[App and web page records]

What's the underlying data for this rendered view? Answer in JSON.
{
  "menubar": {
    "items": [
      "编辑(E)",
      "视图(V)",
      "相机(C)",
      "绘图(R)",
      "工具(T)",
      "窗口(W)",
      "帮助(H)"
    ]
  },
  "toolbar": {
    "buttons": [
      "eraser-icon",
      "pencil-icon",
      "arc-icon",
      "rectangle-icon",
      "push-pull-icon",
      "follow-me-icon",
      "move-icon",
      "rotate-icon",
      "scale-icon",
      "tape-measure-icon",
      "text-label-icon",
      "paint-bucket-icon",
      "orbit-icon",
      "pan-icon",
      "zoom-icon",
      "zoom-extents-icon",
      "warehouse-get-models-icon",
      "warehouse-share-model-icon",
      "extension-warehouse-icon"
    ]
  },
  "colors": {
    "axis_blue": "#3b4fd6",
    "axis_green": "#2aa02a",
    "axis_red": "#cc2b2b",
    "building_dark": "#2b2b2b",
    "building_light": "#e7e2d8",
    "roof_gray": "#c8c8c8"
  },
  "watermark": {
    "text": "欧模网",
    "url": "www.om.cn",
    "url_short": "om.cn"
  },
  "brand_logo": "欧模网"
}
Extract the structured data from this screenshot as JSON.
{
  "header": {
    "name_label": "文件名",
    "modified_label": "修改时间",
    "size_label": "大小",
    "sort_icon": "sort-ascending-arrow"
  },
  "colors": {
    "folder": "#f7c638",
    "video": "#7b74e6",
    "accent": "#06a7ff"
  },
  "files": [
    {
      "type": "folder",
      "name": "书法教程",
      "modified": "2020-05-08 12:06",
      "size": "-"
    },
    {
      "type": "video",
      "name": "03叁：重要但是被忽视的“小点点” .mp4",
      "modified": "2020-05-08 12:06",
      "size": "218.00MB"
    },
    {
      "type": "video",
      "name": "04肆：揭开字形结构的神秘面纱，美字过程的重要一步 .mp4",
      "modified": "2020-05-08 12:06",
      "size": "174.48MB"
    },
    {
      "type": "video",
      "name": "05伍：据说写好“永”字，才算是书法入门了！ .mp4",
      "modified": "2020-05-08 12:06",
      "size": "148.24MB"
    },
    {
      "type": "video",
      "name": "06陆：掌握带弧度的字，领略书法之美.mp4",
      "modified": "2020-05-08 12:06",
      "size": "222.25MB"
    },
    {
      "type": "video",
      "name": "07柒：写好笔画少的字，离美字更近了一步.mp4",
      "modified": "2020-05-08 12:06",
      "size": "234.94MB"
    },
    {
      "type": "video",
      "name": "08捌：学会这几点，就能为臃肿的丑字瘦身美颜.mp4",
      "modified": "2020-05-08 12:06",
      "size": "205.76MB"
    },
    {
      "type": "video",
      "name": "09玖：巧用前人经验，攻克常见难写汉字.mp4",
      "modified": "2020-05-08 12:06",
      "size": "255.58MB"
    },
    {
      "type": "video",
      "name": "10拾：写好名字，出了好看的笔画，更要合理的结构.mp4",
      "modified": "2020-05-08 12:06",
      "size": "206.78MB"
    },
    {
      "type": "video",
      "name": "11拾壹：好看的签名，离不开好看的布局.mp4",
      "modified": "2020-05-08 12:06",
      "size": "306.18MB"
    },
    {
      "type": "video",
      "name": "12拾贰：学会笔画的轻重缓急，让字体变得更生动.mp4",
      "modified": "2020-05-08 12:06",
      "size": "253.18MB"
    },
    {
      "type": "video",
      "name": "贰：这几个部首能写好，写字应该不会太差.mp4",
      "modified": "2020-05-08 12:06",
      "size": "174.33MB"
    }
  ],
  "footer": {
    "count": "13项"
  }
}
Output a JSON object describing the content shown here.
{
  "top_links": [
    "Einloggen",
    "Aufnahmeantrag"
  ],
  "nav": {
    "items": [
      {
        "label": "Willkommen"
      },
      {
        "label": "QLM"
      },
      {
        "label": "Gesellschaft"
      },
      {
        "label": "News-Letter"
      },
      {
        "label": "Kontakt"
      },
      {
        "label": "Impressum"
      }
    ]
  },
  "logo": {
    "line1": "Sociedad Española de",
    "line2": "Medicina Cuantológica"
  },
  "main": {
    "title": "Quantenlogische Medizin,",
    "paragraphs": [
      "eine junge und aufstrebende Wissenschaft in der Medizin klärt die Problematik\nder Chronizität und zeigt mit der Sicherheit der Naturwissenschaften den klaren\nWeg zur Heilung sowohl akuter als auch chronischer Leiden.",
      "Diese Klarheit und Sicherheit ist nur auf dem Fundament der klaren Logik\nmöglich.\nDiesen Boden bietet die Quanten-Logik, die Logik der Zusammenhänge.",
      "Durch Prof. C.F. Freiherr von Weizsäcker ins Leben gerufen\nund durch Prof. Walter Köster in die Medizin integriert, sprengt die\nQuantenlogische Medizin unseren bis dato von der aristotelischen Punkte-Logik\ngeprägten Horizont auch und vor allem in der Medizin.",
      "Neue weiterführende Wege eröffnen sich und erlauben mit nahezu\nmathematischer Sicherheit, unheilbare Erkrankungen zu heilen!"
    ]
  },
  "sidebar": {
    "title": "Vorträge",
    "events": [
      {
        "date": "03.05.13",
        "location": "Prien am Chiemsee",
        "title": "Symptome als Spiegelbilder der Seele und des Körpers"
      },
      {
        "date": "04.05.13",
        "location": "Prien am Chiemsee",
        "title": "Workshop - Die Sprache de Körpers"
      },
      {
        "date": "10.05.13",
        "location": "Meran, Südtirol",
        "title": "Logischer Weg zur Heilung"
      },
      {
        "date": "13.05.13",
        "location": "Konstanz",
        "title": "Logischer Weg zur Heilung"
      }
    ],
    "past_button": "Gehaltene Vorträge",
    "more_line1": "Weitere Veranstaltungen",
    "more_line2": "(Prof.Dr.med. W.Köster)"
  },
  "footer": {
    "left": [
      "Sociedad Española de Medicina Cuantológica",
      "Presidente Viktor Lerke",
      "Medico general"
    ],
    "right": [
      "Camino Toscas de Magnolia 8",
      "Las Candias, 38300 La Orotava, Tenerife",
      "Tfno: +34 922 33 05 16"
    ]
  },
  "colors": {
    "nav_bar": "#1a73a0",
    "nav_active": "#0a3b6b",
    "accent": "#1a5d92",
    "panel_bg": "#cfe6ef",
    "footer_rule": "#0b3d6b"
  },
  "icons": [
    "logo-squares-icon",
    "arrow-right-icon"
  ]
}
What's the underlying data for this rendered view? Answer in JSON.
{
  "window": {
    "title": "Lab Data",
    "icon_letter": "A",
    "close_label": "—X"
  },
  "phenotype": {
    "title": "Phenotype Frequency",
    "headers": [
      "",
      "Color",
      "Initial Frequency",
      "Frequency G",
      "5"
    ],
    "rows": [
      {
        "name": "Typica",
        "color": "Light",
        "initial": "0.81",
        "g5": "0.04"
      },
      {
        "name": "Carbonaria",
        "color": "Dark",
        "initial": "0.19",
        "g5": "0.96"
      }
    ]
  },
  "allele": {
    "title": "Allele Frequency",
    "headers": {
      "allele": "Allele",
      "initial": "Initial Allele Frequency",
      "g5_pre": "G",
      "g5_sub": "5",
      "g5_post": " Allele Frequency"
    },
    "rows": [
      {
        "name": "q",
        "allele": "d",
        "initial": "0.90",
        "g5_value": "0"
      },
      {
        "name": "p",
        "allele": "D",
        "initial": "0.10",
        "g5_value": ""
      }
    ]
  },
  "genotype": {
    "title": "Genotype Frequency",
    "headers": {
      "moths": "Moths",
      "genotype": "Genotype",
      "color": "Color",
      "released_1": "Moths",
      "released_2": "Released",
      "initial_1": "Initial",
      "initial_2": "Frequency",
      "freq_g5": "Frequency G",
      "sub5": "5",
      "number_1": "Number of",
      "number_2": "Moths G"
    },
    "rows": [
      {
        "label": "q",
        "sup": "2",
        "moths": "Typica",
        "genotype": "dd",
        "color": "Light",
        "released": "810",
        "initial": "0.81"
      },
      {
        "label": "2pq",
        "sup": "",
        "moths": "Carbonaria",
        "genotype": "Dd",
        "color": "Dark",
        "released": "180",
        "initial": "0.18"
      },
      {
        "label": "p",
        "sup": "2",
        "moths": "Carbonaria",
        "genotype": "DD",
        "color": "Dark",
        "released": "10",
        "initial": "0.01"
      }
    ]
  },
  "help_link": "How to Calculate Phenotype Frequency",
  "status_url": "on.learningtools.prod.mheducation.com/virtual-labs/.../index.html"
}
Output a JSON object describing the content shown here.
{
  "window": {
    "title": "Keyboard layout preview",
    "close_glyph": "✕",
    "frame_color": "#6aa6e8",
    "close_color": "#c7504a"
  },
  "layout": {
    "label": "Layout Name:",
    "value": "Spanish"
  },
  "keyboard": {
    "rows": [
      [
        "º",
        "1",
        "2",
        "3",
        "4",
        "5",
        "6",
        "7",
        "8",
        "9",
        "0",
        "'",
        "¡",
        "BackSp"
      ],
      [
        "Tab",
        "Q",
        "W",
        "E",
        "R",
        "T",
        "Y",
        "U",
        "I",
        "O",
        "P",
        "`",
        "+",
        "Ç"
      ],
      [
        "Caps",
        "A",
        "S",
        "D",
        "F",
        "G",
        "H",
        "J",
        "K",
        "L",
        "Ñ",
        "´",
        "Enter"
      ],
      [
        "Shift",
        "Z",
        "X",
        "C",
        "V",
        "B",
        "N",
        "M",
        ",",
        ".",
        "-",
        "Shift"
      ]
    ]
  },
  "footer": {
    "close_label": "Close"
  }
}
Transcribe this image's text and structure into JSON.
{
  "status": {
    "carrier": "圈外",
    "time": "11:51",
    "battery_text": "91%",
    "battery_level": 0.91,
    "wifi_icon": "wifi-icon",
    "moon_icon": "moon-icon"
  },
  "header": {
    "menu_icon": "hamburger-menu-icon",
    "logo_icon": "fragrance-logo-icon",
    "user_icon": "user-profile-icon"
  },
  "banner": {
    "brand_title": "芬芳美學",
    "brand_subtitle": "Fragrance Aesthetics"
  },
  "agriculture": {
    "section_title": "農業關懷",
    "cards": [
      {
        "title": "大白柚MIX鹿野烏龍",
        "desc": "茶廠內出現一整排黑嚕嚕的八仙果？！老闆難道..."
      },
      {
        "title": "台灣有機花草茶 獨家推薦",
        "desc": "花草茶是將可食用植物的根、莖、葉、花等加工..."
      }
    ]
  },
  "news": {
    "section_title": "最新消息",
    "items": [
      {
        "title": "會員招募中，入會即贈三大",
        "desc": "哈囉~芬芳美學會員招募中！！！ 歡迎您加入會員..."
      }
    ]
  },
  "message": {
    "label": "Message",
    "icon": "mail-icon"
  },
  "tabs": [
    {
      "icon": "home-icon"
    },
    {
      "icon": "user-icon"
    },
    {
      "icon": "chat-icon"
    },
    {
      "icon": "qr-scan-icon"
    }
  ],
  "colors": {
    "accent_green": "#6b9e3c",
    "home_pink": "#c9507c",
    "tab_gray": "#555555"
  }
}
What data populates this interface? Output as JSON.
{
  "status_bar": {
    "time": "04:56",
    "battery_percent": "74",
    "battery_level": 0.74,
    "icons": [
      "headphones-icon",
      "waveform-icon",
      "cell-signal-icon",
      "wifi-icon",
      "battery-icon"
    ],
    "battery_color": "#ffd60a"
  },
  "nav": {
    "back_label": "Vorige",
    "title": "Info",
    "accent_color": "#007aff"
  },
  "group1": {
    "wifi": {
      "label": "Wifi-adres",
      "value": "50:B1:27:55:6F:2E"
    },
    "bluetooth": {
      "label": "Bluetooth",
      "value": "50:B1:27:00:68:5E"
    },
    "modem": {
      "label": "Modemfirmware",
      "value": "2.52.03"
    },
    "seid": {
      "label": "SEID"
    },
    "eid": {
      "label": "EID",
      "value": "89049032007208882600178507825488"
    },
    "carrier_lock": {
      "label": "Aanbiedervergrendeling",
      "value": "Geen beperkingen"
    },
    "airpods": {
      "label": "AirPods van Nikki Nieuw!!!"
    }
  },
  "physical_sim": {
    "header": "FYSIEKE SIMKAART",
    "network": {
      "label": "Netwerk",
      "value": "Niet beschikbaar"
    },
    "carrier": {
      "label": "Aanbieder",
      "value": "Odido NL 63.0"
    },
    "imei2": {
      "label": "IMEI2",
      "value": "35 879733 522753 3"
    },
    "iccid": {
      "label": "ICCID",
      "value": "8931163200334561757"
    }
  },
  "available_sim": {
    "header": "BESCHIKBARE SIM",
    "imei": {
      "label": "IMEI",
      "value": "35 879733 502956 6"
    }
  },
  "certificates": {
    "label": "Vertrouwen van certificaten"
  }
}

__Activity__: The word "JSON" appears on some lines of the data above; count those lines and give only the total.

__Task answer__: 7